As a school librarian it is my responsibility to manage the collection and match kids to books. After two years of graduate school, these responsibilities were pretty clear to me. However, what I didn't learn in grad school was that part of my job description included being the bathroom gatekeeper. During one 35 minute class I am asked, no less than 5 times, to use the restroom.
When I started (and didn't know any better), I let kids go use the bathroom whenever they asked. Who am I to deny someone a trip to the bathroom? It seems like a God given right to be able to relieve yourself whenever you'd like. I mean, when is the last time you had to ask permission to use the bathroom? It's kind of demeaning! Every time a kid asked me to go the bathroom, all I could think about was that scene from The Shawshank Redemption where the old guy is working in the grocery store after he's released from prison and asks the manager if he can use the bathroom and the manager is like, "What the hell. This is real life. Adults don't ask to use the bathroom." (he didn't really say it like that, but you get the point). Long story short, I had kids leaving class to use the bathroom all the damn time.
As you can imagine, that didn't fly for too long. Especially after I found out most of these kids weren't using their bathroom break to actually go to the bathroom. Nope. "Going to the bathroom" was also code for skipping down the hallway, wetting down their hair in the sink, playing with the hand dryer, getting a drink, etc. Basically, any other activity besides actually emptying their miniature bladders. I also found out that most teachers only allow their kids a certain number of bathroom breaks a day (other than breaks taken by the whole class). So basically, these kids had my number and were using me to get a little extra hand dryer time in their day. Not okay. After about a month of this, the Library Bathroom Act of 2010 was passed and library time is much better for it.

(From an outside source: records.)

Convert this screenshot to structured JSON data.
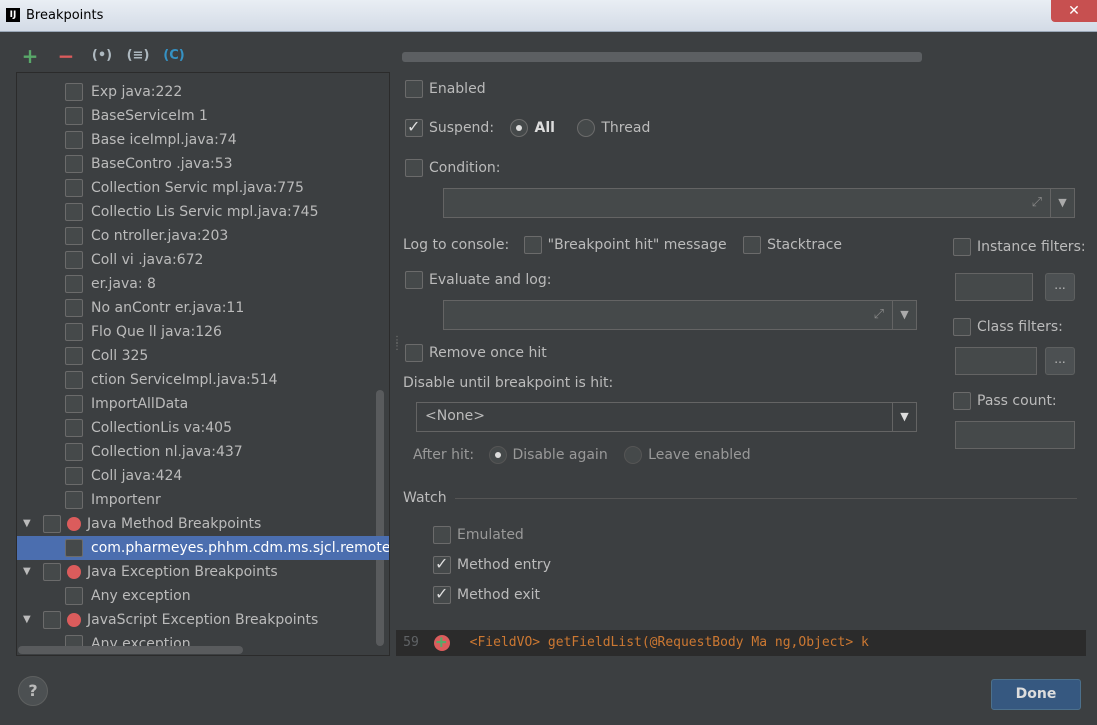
{
  "window": {
    "title": "Breakpoints",
    "icon_label": "IJ",
    "close_glyph": "✕"
  },
  "toolbar": {
    "add_glyph": "+",
    "remove_glyph": "−",
    "group_package_glyph": "(•)",
    "group_class_glyph": "(≡)",
    "group_file_glyph": "(C)"
  },
  "tree": {
    "items": [
      {
        "label": "Exp          java:222"
      },
      {
        "label": "BaseServiceIm        1"
      },
      {
        "label": "Base      iceImpl.java:74"
      },
      {
        "label": "BaseContro       .java:53"
      },
      {
        "label": "Collection    Servic   mpl.java:775"
      },
      {
        "label": "Collectio  Lis   Servic   mpl.java:745"
      },
      {
        "label": "Co            ntroller.java:203"
      },
      {
        "label": "Coll              vi        .java:672"
      },
      {
        "label": "                     er.java:  8"
      },
      {
        "label": "No            anContr    er.java:11"
      },
      {
        "label": "Flo   Que          ll     java:126"
      },
      {
        "label": "Coll                      325"
      },
      {
        "label": "        ction        ServiceImpl.java:514"
      },
      {
        "label": "ImportAllData"
      },
      {
        "label": "CollectionLis               va:405"
      },
      {
        "label": "Collection                  nl.java:437"
      },
      {
        "label": "Coll                    java:424"
      },
      {
        "label": "Importenr"
      }
    ],
    "java_method_group": "Java Method Breakpoints",
    "selected_item": "com.pharmeyes.phhm.cdm.ms.sjcl.remote.Xtg!RemoteService.getFieldList",
    "java_exception_group": "Java Exception Breakpoints",
    "java_any_exception": "Any exception",
    "js_exception_group": "JavaScript Exception Breakpoints",
    "js_any_exception": "Any exception"
  },
  "details": {
    "enabled_label": "Enabled",
    "suspend_label": "Suspend:",
    "suspend_all": "All",
    "suspend_thread": "Thread",
    "condition_label": "Condition:",
    "log_console_label": "Log to console:",
    "bp_hit_message": "\"Breakpoint hit\" message",
    "stacktrace_label": "Stacktrace",
    "evaluate_log_label": "Evaluate and log:",
    "remove_once_hit": "Remove once hit",
    "disable_until_label": "Disable until breakpoint is hit:",
    "disable_until_value": "<None>",
    "after_hit_label": "After hit:",
    "disable_again": "Disable again",
    "leave_enabled": "Leave enabled",
    "watch_label": "Watch",
    "emulated_label": "Emulated",
    "method_entry": "Method entry",
    "method_exit": "Method exit",
    "instance_filters": "Instance filters:",
    "class_filters": "Class filters:",
    "pass_count": "Pass count:",
    "more_glyph": "..."
  },
  "code": {
    "line_number": "59",
    "snippet": "<FieldVO> getFieldList(@RequestBody Ma        ng,Object> k"
  },
  "footer": {
    "help_glyph": "?",
    "done_label": "Done"
  }
}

What I didn't know is that my job as Bathroom Gatekeeper extends far beyond the school day. This week I was helping a gentleman purchase perfume for his wife at Macy's (I have a part time job there, in case you're confused). As I'm extolling the many virtues of Estee Lauder's Sensuous Nude perfume (of which there are many) I feel someone tap me on the elbow. I turn and see M, a first grade student I adore. "Hey honey, what's up? Shopping with your Mom?", I say. M shakes his head and very seriously responds, "Can I go to the bathroom?". Not even skipping a beat, I point him towards the bathroom and he goes on his merry way. I turn back to my customer and he looks very confused. I explained that he was one of my students, but he still didn't seem to understand. Clearly he is unaware that teachers, among their many other duties, are also the Gatekeepers of Bathrooms.